Task directions | Where a line in the records below includes "this", pull that line out.
##### Stored data #####
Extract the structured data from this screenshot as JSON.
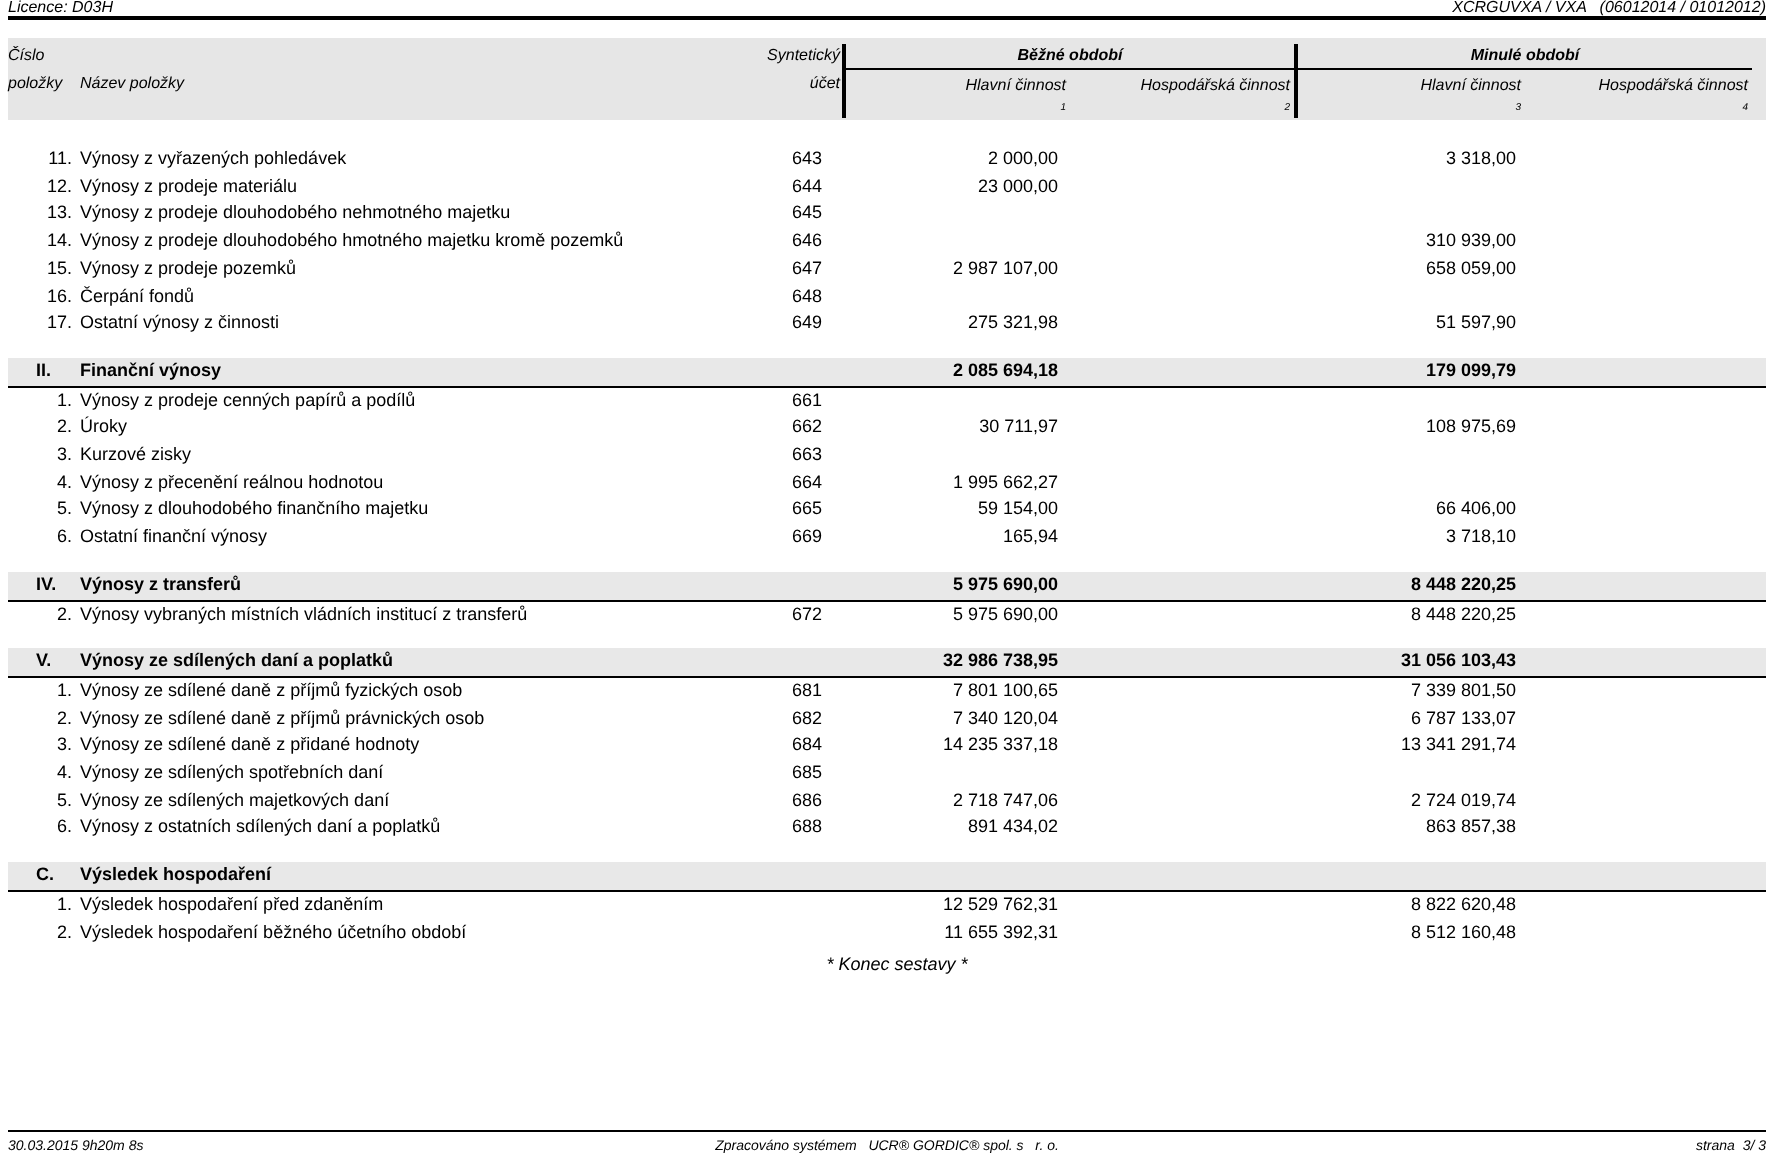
{
  "page_header": {
    "licence": "Licence: D03H",
    "report_code": "XCRGUVXA / VXA   (06012014 / 01012012)"
  },
  "table_header": {
    "number_label": [
      "Číslo",
      "položky"
    ],
    "name_label": "Název položky",
    "account_label": [
      "Syntetický",
      "účet"
    ],
    "periods": [
      {
        "title": "Běžné období",
        "columns": [
          {
            "label": "Hlavní činnost",
            "index": "1"
          },
          {
            "label": "Hospodářská činnost",
            "index": "2"
          }
        ]
      },
      {
        "title": "Minulé období",
        "columns": [
          {
            "label": "Hlavní činnost",
            "index": "3"
          },
          {
            "label": "Hospodářská činnost",
            "index": "4"
          }
        ]
      }
    ]
  },
  "blocks": [
    {
      "items": [
        {
          "number": "11.",
          "name": "Výnosy z vyřazených pohledávek",
          "account": "643",
          "current_main": "2 000,00",
          "prior_main": "3 318,00"
        },
        {
          "number": "12.",
          "name": "Výnosy z prodeje materiálu",
          "account": "644",
          "current_main": "23 000,00"
        },
        {
          "number": "13.",
          "name": "Výnosy z prodeje dlouhodobého nehmotného majetku",
          "account": "645"
        },
        {
          "number": "14.",
          "name": "Výnosy z prodeje dlouhodobého hmotného majetku kromě pozemků",
          "account": "646",
          "prior_main": "310 939,00"
        },
        {
          "number": "15.",
          "name": "Výnosy z prodeje pozemků",
          "account": "647",
          "current_main": "2 987 107,00",
          "prior_main": "658 059,00"
        },
        {
          "number": "16.",
          "name": "Čerpání fondů",
          "account": "648"
        },
        {
          "number": "17.",
          "name": "Ostatní výnosy z činnosti",
          "account": "649",
          "current_main": "275 321,98",
          "prior_main": "51 597,90"
        }
      ]
    },
    {
      "heading": {
        "number": "II.",
        "name": "Finanční výnosy",
        "current_main": "2 085 694,18",
        "prior_main": "179 099,79"
      },
      "items": [
        {
          "number": "1.",
          "name": "Výnosy z prodeje cenných papírů a podílů",
          "account": "661"
        },
        {
          "number": "2.",
          "name": "Úroky",
          "account": "662",
          "current_main": "30 711,97",
          "prior_main": "108 975,69"
        },
        {
          "number": "3.",
          "name": "Kurzové zisky",
          "account": "663"
        },
        {
          "number": "4.",
          "name": "Výnosy z přecenění reálnou hodnotou",
          "account": "664",
          "current_main": "1 995 662,27"
        },
        {
          "number": "5.",
          "name": "Výnosy z dlouhodobého finančního majetku",
          "account": "665",
          "current_main": "59 154,00",
          "prior_main": "66 406,00"
        },
        {
          "number": "6.",
          "name": "Ostatní finanční výnosy",
          "account": "669",
          "current_main": "165,94",
          "prior_main": "3 718,10"
        }
      ]
    },
    {
      "heading": {
        "number": "IV.",
        "name": "Výnosy z transferů",
        "current_main": "5 975 690,00",
        "prior_main": "8 448 220,25"
      },
      "items": [
        {
          "number": "2.",
          "name": "Výnosy vybraných místních vládních institucí z transferů",
          "account": "672",
          "current_main": "5 975 690,00",
          "prior_main": "8 448 220,25"
        }
      ]
    },
    {
      "heading": {
        "number": "V.",
        "name": "Výnosy ze sdílených daní a poplatků",
        "current_main": "32 986 738,95",
        "prior_main": "31 056 103,43"
      },
      "items": [
        {
          "number": "1.",
          "name": "Výnosy ze sdílené daně z příjmů fyzických osob",
          "account": "681",
          "current_main": "7 801 100,65",
          "prior_main": "7 339 801,50"
        },
        {
          "number": "2.",
          "name": "Výnosy ze sdílené daně z příjmů právnických osob",
          "account": "682",
          "current_main": "7 340 120,04",
          "prior_main": "6 787 133,07"
        },
        {
          "number": "3.",
          "name": "Výnosy ze sdílené daně z přidané hodnoty",
          "account": "684",
          "current_main": "14 235 337,18",
          "prior_main": "13 341 291,74"
        },
        {
          "number": "4.",
          "name": "Výnosy ze sdílených spotřebních daní",
          "account": "685"
        },
        {
          "number": "5.",
          "name": "Výnosy ze sdílených majetkových daní",
          "account": "686",
          "current_main": "2 718 747,06",
          "prior_main": "2 724 019,74"
        },
        {
          "number": "6.",
          "name": "Výnosy z ostatních sdílených daní a poplatků",
          "account": "688",
          "current_main": "891 434,02",
          "prior_main": "863 857,38"
        }
      ]
    },
    {
      "heading": {
        "number": "C.",
        "name": "Výsledek hospodaření"
      },
      "items": [
        {
          "number": "1.",
          "name": "Výsledek hospodaření před zdaněním",
          "current_main": "12 529 762,31",
          "prior_main": "8 822 620,48"
        },
        {
          "number": "2.",
          "name": "Výsledek hospodaření běžného účetního období",
          "current_main": "11 655 392,31",
          "prior_main": "8 512 160,48"
        }
      ]
    }
  ],
  "end_note": "* Konec sestavy *",
  "footer": {
    "printed": "30.03.2015 9h20m 8s",
    "system": "Zpracováno systémem   UCR® GORDIC® spol. s   r. o.",
    "page": "strana  3/ 3"
  }
}
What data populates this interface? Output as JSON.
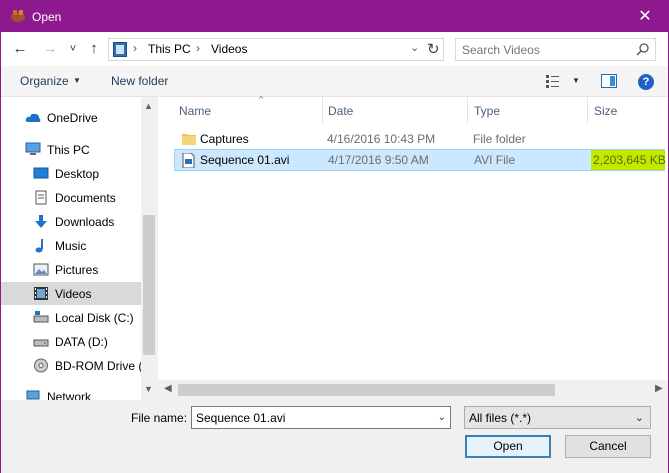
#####
Exercise answer |
Extract the structured data from this screenshot as JSON.
What data populates this interface? Output as JSON.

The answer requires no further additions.